Tapping other senses for the visually impaired
The BBC has an article on Georgie, a suite of applications to improve smartphone usage for those with visual impairment.
Georgie from Granite 5 on Vimeo.
Developed by husband and wife Roger and Margaret Wilson-Hinds, Georgie is named after Margaret’s first guide dog. Both are visually impaired themselves and have created a user experience specifically tailored for the needs of this market, as well as applications designed to assist with every day tasks. These include using geo-tagging and audio prompts to avoid locations with dangerous obstacles and using voice recognition to dictate replies to blog posts.
Georgie works on Android devices and offers a particularly high level of integration between its applications, providing a complete user experience for the visually impaired. The interface recognises where a finger is being dragged on the screen, waits for the user to pause above a certain area and, after a beep notification, reads back the text of what’s beneath their finger tip.
The company is run as a not-for-profit social enterprise. Users can purchase a smartphone with Georgie pre-installed for GBP 299 or download the app to an existing Android device for GBP 149.
Accessible user experience has been an ongoing theme since the first MEX event, when Charlotte Grezo, then Director of Corporate Social Responsibility at Vodafone, gave a presentation on how improvements to Vodafone’s accessibility practices had benefited not only those with specific impairments, but also created unexpected benefits for much wider parts of their customer base by reducing complexity.
More recently Gavin Evans and Gary Thomas of the Digital Accessibility Centre gave a fascinating insight at MEX into how visually impaired users experience mobile products. Thomas, who has a visual impairment, talked through a live demonstration where MEX participants could see the on-screen experience of several common activities on the iPad, while he explained what it felt like from his perspective. Evans then went on to explain the guidelines and iterative recommendations their team of disabled user testers are able to make when working with corporate clients to improve UX.

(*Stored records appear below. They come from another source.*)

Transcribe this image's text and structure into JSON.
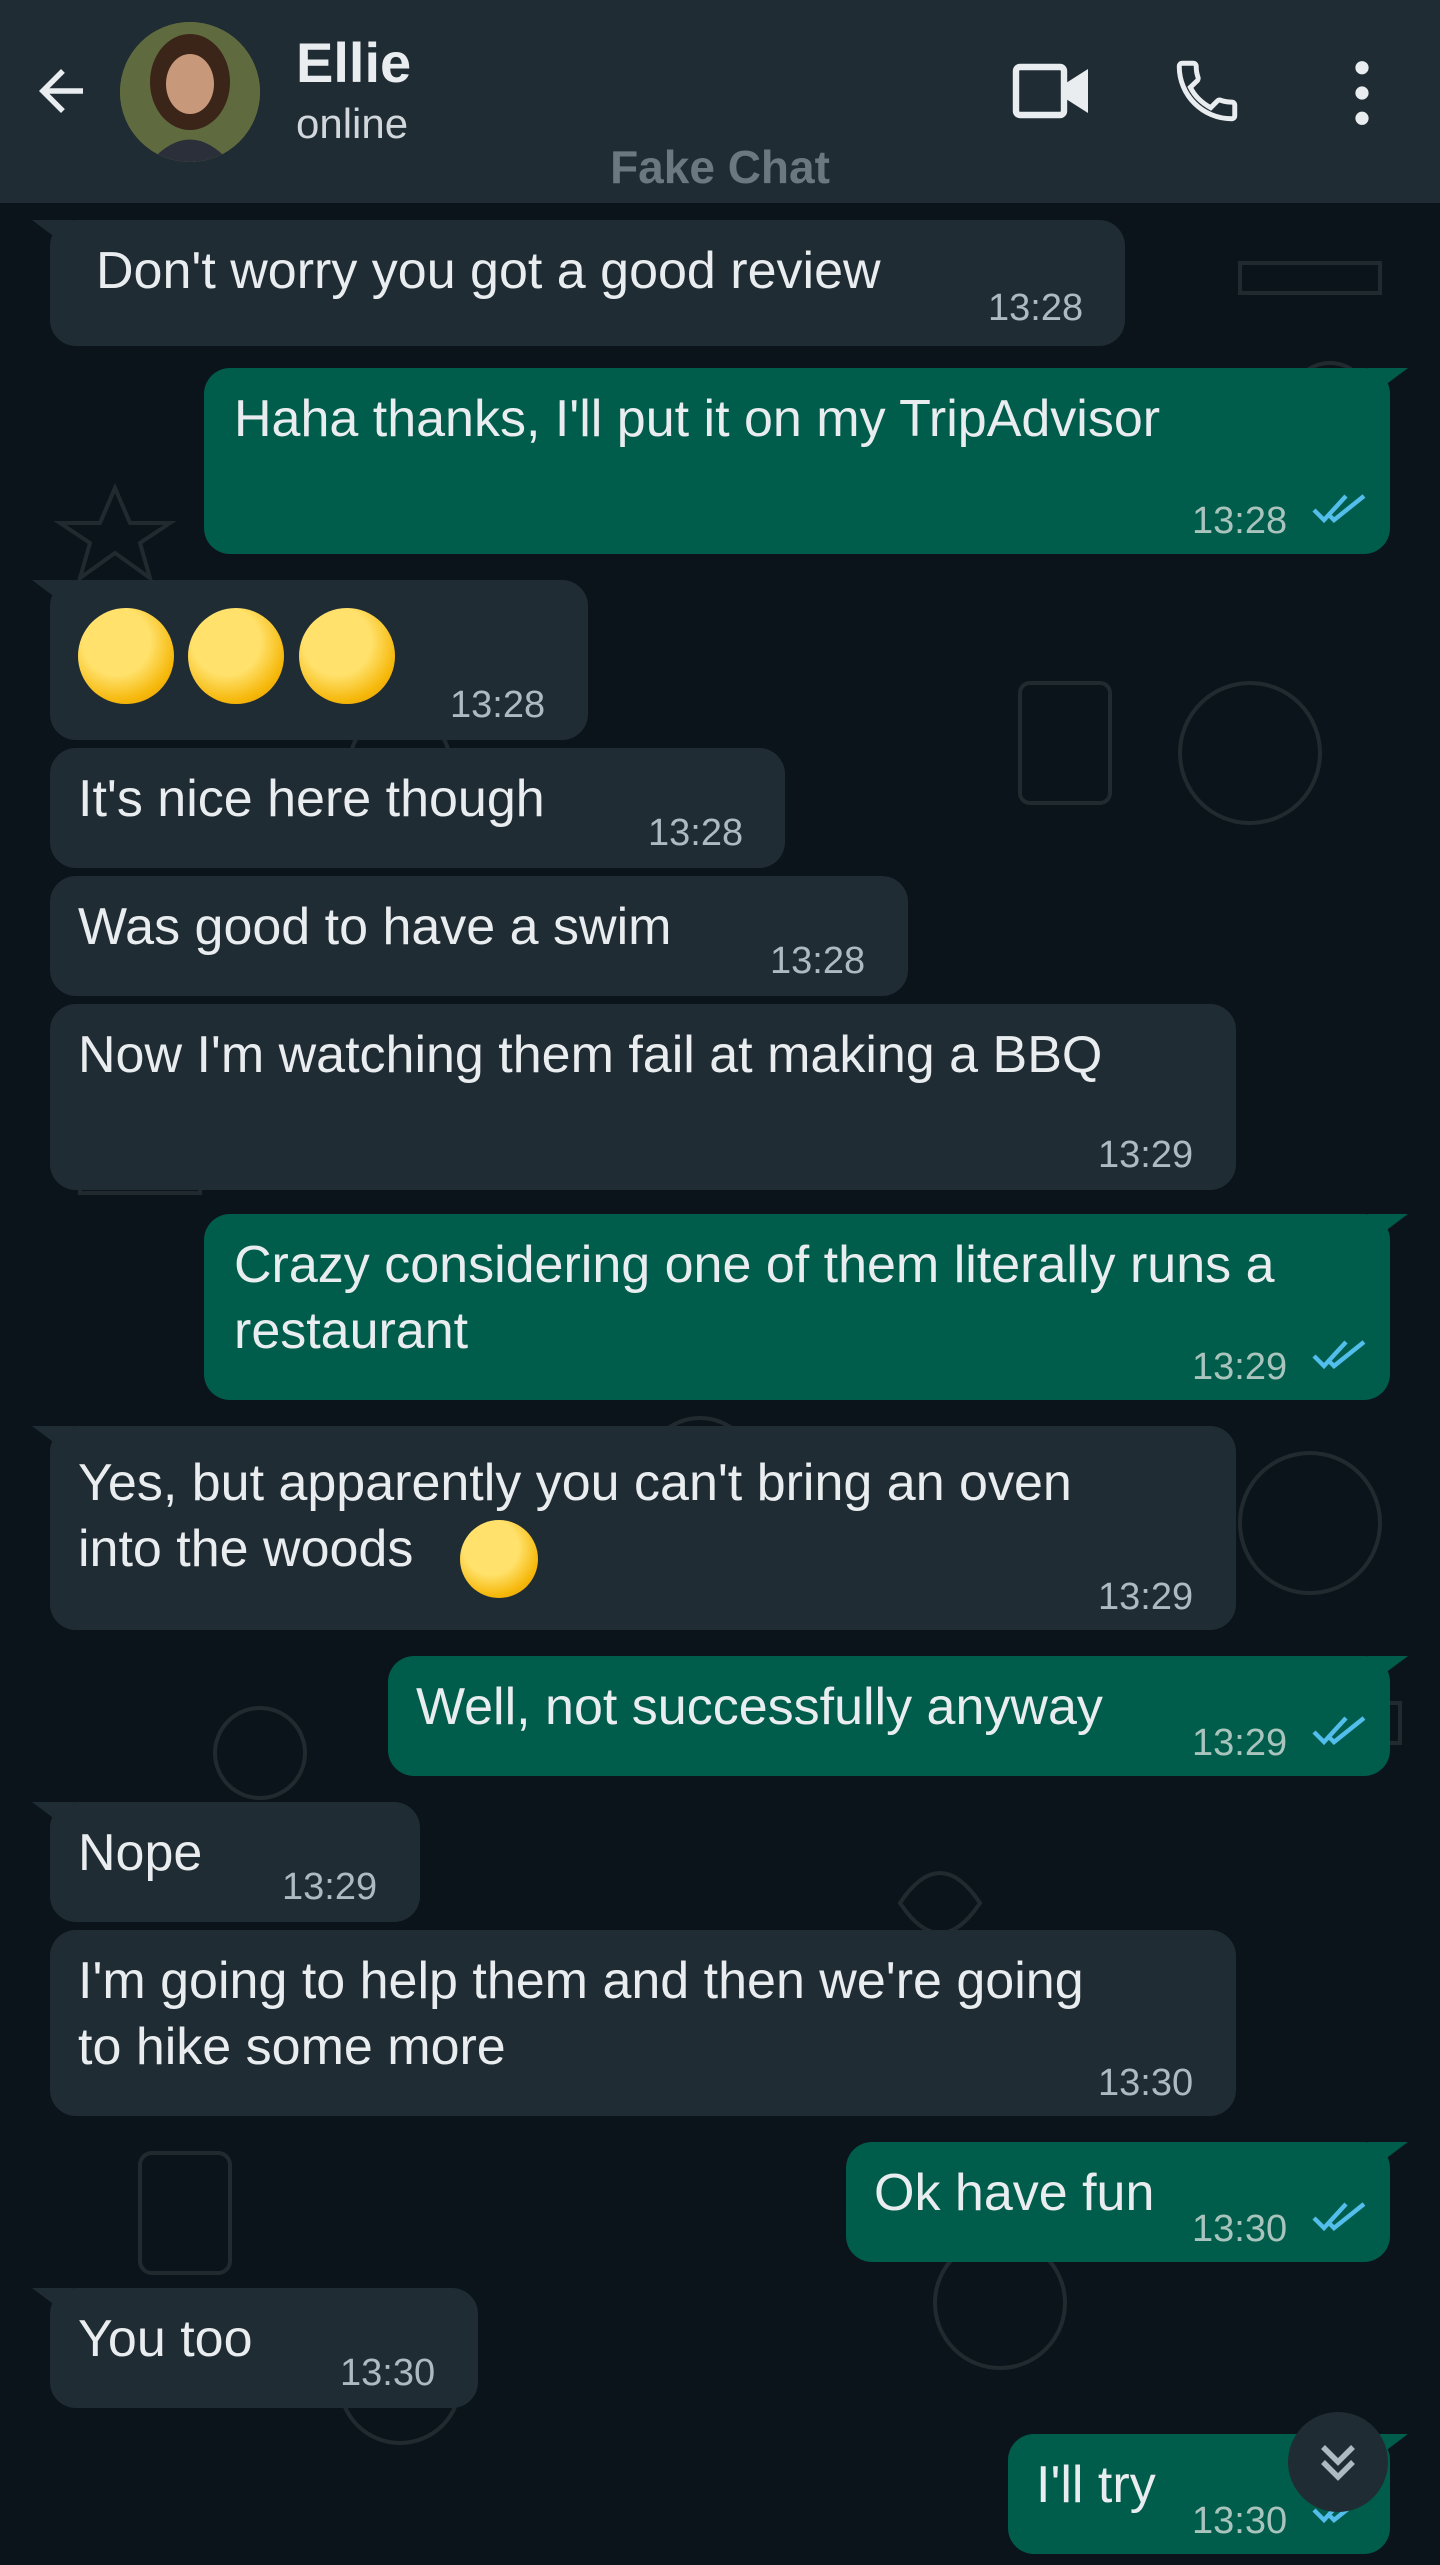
{
  "header": {
    "contact_name": "Ellie",
    "status": "online",
    "watermark": "Fake Chat",
    "icons": [
      "back-arrow-icon",
      "video-call-icon",
      "voice-call-icon",
      "more-options-icon"
    ]
  },
  "colors": {
    "header_bg": "#1f2c34",
    "chat_bg": "#0b141a",
    "incoming_bubble": "#202c33",
    "outgoing_bubble": "#005c4b",
    "read_tick": "#53bdeb"
  },
  "messages": [
    {
      "dir": "in",
      "text": "Don't worry you got a good review",
      "time": "13:28"
    },
    {
      "dir": "out",
      "text": "Haha thanks, I'll put it on my TripAdvisor",
      "time": "13:28",
      "read": true
    },
    {
      "dir": "in",
      "text": "",
      "emoji": "rolling-on-floor-laughing x3",
      "time": "13:28"
    },
    {
      "dir": "in",
      "text": "It's nice here though",
      "time": "13:28"
    },
    {
      "dir": "in",
      "text": "Was good to have a swim",
      "time": "13:28"
    },
    {
      "dir": "in",
      "text": "Now I'm watching them fail at making a BBQ",
      "time": "13:29"
    },
    {
      "dir": "out",
      "text": "Crazy considering one of them literally runs a\nrestaurant",
      "time": "13:29",
      "read": true
    },
    {
      "dir": "in",
      "text": "Yes, but apparently you can't bring an oven\ninto the woods",
      "emoji": "rolling-on-floor-laughing",
      "time": "13:29"
    },
    {
      "dir": "out",
      "text": "Well, not successfully anyway",
      "time": "13:29",
      "read": true
    },
    {
      "dir": "in",
      "text": "Nope",
      "time": "13:29"
    },
    {
      "dir": "in",
      "text": "I'm going to help them and then we're going\nto hike some more",
      "time": "13:30"
    },
    {
      "dir": "out",
      "text": "Ok have fun",
      "time": "13:30",
      "read": true
    },
    {
      "dir": "in",
      "text": "You too",
      "time": "13:30"
    },
    {
      "dir": "out",
      "text": "I'll try",
      "time": "13:30",
      "read": true
    }
  ]
}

The reliance on audio as the primary interface channel in products like Georgie is of particular interest to MEX Pathway #9, which looks at the role of non-visual senses in user experience. This topic will again be in focus at the next MEX in September 2012, encouraging designers to think beyond the visual dimension when creating mobile interactions, and looking at how haptics and audio can become part of the prototyping process.
Great to see that disabled users are testing new applications. Well done Digital Accessibility Centre.